Top of SUPPLIED DATA

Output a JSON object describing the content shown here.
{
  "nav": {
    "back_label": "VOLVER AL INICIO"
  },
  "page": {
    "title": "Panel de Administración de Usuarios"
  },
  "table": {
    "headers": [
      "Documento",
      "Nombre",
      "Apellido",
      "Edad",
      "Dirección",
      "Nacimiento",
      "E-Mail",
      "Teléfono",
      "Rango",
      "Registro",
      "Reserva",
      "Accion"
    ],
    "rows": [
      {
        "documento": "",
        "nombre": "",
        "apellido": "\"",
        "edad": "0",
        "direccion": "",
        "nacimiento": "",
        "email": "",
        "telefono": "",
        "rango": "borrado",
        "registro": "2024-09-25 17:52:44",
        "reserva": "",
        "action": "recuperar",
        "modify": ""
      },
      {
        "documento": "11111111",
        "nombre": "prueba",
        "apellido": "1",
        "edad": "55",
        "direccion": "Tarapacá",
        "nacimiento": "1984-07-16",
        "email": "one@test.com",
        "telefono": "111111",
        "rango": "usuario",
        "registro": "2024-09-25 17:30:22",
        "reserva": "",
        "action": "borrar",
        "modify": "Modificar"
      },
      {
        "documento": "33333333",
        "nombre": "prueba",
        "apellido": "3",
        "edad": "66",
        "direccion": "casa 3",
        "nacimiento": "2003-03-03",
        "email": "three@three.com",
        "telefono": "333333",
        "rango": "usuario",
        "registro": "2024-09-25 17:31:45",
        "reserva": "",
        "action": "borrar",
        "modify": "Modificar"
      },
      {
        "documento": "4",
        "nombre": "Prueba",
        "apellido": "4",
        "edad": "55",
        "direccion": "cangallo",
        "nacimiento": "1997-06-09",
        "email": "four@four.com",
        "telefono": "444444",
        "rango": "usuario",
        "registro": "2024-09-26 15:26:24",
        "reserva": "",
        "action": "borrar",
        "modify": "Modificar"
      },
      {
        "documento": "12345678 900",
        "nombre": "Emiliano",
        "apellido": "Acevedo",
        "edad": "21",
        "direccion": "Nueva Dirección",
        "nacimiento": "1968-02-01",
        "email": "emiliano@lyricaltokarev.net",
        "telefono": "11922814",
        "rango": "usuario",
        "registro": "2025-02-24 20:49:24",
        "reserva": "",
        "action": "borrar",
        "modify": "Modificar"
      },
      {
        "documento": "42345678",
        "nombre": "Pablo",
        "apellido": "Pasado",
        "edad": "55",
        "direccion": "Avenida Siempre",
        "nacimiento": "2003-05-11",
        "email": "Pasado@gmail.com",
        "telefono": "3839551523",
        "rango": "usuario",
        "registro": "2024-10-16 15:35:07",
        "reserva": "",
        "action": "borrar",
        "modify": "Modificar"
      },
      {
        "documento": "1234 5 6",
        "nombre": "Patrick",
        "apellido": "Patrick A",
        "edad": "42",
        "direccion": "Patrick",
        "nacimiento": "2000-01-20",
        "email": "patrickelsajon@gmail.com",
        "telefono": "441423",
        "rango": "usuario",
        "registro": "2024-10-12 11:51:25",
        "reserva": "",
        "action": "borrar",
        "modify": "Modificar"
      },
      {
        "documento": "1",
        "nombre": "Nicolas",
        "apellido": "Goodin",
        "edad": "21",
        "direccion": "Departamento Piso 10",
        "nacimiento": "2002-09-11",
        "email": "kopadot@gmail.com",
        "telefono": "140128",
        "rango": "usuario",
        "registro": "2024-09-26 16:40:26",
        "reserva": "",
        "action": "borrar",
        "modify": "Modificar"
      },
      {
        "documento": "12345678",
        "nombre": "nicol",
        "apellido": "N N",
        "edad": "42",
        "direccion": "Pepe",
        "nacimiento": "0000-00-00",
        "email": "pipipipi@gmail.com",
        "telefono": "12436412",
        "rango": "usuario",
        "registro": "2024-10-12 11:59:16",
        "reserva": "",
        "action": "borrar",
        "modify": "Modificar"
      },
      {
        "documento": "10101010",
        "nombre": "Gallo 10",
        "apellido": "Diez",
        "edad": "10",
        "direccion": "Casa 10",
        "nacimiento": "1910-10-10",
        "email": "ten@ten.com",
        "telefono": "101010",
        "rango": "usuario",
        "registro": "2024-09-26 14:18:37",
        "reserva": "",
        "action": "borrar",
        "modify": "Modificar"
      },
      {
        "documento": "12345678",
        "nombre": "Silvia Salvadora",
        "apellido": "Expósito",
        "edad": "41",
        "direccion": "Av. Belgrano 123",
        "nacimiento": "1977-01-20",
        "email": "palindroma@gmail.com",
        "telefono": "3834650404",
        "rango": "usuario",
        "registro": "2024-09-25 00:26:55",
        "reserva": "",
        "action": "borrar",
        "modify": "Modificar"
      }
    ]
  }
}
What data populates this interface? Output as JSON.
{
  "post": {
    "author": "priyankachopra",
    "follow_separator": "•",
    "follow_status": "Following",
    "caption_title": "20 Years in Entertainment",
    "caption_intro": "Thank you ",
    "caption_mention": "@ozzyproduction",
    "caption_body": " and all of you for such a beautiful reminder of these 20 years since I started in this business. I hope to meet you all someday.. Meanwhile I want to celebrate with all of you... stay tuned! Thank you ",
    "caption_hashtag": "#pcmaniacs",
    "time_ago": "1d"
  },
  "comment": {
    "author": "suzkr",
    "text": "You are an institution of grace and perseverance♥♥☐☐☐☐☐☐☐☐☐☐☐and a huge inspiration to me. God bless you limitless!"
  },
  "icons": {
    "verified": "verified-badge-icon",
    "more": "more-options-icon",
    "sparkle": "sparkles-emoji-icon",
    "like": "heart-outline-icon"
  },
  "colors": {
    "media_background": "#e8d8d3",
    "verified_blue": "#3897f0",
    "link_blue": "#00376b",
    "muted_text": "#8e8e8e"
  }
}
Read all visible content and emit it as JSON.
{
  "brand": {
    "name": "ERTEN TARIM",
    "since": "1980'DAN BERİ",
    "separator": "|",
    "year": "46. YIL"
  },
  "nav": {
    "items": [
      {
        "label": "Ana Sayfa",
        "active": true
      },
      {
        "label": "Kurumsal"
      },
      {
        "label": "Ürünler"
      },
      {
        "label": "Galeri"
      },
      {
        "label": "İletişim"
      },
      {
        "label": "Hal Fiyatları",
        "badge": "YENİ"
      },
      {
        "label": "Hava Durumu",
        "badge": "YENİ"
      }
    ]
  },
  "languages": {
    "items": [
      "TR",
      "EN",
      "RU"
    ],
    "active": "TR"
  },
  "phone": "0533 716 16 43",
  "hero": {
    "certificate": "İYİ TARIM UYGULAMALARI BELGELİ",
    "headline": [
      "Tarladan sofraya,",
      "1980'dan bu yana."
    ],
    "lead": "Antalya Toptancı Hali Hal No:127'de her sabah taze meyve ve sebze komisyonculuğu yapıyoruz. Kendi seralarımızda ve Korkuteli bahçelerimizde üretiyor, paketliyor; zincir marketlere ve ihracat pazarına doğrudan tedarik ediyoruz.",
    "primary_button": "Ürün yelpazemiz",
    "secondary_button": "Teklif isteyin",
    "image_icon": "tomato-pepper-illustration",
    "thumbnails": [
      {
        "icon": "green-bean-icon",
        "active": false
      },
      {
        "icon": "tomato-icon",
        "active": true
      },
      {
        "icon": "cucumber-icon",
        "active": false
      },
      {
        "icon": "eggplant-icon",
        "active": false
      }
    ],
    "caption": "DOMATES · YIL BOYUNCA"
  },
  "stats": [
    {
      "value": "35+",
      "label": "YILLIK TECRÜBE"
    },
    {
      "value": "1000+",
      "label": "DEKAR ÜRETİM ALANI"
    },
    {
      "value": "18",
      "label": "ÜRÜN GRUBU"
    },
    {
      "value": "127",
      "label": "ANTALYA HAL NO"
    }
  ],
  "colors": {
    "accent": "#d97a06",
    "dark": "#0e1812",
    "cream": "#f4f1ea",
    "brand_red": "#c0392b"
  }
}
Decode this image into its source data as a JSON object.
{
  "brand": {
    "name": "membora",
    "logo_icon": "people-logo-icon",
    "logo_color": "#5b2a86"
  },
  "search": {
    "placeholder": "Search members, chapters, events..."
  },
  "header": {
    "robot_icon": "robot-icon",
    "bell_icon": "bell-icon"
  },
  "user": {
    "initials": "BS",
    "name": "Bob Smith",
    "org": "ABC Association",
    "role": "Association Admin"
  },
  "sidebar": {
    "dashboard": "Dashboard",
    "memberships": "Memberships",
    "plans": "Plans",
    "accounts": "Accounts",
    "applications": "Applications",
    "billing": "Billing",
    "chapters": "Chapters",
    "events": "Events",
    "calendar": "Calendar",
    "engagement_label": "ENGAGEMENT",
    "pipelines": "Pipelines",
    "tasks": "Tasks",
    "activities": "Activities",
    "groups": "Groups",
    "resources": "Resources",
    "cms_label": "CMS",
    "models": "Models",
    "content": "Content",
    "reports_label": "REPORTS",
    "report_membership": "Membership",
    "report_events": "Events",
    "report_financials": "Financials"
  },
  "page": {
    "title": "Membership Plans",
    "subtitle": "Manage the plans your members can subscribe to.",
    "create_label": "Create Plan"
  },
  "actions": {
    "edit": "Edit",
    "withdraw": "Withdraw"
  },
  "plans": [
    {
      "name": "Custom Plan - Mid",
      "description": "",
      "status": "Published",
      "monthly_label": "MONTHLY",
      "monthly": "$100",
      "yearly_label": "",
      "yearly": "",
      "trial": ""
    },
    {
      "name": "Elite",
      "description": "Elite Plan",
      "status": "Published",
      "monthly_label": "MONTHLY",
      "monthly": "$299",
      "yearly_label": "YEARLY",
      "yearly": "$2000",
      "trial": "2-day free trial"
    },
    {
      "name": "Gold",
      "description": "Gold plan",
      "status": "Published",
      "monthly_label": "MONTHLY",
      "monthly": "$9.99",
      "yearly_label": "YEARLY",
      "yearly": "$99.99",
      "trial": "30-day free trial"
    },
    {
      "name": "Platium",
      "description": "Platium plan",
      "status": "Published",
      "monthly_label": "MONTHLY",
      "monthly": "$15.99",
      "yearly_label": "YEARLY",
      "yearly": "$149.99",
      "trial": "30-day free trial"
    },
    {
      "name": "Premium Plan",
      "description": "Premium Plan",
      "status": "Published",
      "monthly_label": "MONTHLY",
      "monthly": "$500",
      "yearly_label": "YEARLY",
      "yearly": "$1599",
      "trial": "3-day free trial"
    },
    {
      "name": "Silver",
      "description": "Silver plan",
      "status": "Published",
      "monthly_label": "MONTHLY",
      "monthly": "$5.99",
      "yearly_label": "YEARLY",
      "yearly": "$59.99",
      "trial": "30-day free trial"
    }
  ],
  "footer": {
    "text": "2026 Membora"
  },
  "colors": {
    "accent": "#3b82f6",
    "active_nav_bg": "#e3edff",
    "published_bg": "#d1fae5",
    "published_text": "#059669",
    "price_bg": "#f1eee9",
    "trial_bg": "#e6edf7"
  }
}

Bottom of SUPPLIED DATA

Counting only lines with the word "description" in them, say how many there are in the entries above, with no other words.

6